At node 46 the game never explicitly tells you that you must tell the truth — but it does do so at the node-23 choice, it’s strongly implied by the text, your final victory involves an item you acquired on the Venus track (there’s no inventory; you’re just assumed to have it), and it fits with the tiny probability mentioned by Packard. So it’s pretty clear that the intention was that you would go through both the Mars and Venus branches. It’s also possible to get to Venus from the Mars branch, but not vice versa: this means that it’s possible to go through the Venus track twice, repeating the same rather specific events, which has to be a bug.
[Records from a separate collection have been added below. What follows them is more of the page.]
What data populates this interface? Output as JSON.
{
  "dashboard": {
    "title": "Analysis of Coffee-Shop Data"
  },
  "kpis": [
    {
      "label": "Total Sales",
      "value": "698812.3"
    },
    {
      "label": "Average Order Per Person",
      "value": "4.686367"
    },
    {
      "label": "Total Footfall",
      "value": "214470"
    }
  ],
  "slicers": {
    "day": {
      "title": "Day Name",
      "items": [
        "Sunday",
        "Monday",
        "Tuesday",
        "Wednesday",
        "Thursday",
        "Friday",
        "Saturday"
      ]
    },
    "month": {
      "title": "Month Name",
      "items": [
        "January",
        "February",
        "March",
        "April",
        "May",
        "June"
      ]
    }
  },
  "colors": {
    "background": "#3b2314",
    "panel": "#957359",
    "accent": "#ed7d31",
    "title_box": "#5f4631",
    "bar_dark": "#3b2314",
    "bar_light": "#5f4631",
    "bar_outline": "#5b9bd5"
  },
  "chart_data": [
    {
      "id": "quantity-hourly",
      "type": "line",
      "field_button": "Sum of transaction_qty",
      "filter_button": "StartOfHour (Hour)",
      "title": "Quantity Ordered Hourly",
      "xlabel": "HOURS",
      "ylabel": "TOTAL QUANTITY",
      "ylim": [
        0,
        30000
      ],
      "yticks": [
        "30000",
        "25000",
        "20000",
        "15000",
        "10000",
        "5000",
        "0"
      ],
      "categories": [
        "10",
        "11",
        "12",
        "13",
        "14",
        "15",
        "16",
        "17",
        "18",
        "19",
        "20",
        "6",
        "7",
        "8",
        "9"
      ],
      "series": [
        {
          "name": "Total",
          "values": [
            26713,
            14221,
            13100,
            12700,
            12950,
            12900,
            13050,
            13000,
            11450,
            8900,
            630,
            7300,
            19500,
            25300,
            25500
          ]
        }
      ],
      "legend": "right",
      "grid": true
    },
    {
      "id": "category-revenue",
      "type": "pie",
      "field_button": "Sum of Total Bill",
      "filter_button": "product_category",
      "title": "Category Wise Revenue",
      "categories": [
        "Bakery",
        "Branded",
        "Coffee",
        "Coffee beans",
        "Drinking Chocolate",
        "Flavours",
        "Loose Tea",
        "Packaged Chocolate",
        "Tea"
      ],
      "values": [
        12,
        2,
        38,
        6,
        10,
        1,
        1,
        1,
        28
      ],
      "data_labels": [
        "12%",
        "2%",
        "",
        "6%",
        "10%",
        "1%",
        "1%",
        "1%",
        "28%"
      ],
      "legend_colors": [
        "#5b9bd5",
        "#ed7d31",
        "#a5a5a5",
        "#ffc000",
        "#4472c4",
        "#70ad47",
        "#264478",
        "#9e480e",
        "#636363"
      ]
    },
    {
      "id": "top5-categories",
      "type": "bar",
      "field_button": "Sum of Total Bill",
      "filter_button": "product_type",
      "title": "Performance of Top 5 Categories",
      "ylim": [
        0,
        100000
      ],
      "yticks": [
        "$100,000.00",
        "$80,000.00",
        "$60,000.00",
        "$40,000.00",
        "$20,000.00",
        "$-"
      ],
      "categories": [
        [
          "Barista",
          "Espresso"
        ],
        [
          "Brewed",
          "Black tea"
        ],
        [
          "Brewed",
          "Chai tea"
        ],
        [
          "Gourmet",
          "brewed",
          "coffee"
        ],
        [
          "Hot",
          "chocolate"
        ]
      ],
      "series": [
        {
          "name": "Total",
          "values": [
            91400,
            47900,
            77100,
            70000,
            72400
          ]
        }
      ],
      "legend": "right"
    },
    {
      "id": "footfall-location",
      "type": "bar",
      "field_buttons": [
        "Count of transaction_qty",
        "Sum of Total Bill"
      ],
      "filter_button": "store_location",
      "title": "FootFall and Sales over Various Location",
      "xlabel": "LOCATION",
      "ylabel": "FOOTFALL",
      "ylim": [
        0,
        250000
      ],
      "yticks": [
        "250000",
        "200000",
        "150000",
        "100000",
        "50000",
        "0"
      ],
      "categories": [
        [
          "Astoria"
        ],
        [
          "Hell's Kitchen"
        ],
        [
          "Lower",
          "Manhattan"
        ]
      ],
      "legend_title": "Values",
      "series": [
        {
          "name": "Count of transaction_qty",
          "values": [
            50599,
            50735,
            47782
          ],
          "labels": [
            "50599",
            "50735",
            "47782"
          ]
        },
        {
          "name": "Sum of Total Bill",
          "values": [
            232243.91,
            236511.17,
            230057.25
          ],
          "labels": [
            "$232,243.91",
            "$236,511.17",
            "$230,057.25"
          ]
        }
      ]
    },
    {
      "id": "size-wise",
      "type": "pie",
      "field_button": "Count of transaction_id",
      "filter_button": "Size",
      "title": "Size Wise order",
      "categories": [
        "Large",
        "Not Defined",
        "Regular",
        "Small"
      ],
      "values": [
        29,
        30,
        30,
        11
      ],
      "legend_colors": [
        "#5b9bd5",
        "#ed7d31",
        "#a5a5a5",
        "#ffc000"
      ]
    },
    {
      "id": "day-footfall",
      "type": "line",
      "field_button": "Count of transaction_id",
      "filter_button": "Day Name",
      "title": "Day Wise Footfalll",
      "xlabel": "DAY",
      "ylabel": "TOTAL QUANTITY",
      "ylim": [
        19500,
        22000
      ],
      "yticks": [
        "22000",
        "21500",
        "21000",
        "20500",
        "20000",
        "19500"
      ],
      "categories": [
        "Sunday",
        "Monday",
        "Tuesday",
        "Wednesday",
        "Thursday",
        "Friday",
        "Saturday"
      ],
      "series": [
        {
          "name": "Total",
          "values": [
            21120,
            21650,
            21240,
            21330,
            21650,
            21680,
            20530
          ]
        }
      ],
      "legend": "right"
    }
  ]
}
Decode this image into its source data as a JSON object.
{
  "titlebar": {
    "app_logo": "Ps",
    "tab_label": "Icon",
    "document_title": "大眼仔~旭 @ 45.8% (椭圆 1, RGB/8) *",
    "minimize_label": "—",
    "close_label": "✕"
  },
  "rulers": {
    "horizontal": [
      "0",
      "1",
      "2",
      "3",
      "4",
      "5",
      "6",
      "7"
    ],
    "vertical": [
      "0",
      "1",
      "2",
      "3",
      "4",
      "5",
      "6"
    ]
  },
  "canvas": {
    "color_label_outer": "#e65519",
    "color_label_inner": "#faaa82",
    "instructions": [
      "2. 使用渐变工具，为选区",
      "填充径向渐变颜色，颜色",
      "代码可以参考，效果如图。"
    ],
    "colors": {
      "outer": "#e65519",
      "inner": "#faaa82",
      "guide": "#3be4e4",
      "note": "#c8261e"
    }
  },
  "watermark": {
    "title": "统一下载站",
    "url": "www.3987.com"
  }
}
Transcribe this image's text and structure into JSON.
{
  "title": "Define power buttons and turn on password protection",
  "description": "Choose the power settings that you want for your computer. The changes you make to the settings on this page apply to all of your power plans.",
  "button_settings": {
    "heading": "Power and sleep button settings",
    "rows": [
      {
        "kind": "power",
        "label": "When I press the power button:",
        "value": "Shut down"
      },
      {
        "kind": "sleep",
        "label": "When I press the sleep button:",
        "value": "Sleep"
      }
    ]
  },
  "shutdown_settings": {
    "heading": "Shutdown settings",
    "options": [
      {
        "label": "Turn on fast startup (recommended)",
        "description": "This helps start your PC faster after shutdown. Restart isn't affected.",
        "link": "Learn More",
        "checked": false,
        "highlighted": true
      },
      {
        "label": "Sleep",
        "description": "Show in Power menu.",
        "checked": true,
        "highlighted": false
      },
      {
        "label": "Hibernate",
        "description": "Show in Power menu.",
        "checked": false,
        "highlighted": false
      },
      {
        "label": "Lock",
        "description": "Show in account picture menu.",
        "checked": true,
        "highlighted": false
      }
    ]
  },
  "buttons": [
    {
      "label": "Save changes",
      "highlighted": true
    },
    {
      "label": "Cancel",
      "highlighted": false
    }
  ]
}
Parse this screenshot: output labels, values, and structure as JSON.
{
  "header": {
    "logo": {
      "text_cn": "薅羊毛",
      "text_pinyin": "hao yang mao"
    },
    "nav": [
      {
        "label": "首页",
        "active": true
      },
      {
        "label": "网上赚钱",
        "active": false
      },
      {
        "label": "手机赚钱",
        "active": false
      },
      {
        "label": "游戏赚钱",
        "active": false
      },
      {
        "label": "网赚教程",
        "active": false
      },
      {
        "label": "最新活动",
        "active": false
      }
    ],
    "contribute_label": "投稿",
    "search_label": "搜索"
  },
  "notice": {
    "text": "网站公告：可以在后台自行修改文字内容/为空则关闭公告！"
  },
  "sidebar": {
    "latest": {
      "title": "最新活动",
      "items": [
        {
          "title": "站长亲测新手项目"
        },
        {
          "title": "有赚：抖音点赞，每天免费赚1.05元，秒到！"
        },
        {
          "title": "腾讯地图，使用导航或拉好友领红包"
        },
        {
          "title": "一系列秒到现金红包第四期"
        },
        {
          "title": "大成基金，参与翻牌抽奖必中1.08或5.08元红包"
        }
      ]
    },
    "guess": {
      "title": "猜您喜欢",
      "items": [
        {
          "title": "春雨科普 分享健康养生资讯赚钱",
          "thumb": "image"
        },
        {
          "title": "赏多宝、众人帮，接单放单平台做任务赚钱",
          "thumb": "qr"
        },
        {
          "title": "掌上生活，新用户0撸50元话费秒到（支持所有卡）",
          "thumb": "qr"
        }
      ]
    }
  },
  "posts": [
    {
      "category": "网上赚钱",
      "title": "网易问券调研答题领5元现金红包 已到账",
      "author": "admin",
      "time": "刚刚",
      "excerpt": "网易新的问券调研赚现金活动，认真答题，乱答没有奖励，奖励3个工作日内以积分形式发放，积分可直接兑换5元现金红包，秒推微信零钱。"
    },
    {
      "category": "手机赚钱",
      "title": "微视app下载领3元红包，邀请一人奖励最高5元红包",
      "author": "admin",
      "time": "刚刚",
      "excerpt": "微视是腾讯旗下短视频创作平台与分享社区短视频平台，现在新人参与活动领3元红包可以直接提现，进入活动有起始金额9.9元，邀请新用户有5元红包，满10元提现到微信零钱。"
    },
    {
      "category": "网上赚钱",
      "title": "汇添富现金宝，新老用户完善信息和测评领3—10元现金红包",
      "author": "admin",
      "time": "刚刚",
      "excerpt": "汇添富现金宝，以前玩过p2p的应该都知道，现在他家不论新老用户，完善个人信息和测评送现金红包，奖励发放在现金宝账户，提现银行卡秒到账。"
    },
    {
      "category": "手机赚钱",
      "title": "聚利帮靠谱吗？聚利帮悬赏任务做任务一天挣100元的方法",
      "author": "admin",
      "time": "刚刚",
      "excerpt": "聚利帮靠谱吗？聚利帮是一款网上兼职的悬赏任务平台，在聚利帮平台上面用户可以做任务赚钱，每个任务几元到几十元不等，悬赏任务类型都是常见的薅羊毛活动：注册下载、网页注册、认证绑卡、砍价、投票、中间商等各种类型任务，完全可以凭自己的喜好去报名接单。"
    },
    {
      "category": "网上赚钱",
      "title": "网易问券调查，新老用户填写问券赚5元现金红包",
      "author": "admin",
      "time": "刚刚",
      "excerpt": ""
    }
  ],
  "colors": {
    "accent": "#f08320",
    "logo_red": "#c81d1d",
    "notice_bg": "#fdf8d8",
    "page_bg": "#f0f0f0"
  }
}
So the structure is, if not precisely linear, then made up of modular chunks that are mostly-linear internally. Both the Mars and Venus tracks have spurs that lead to death or sub-optimal victories, and both have forks that rejoin the main track after a short interval; but most of the variation in a winning playthrough comes from the ordering of the groups, which can be played in five different orders (six if you count the repeated-Venus path.) Of course, in practical terms this variation doesn’t really matter: the story on one planet isn’t changed much by what’s happened on another. Both return-to-Earth forks involve teaming up with resistance groups, so a little context might be added; but it’s a very slight effect. In spite of its long-form style, there isn’t much by of a coherent narrative arc to the resistance plot: basically you stagger from pillar to post, trying to survive, until you defeat Mori with a slightly-foreshadowed Hail Mary pass. (In fact, the reason that you get the chance at Mori is because he’s super impressed that you’ve stayed alive this long.)
In order to make the modular system work well enough for it to be worth it — to make an EMEVE path feel like a different story from an MVE one, rather than the same story shuffled around — you’d need to do a great deal more state-tracking, which isn’t really possible in a paper-CYOA format (at least, not without adding a character sheet.)
The bigger a CYOA, the more of it is unseen if there are no merges; merges become more important. Merging is hard to do: you need to plan your structure around it, particularly if you don’t want arbitrary ‘you walk down a tunnel’ connections. And merging makes the past irrelevant unless you include state-tracking: larger games have more motivation to track states and more opportunities to use them.
Again, I’m not convinced that this was a successful experiment; long sequences of no-choice jumps are pretty annoying, the playthroughs are so long that getting killed is pretty discouraging, and if you go down a sub-optimal fork, you’re likely to have made so many jumps before you realise that you won’t be able to thumb your way back. A major virtue of CYOA is that it’s very easy to play, and messing with this is rarely a good idea.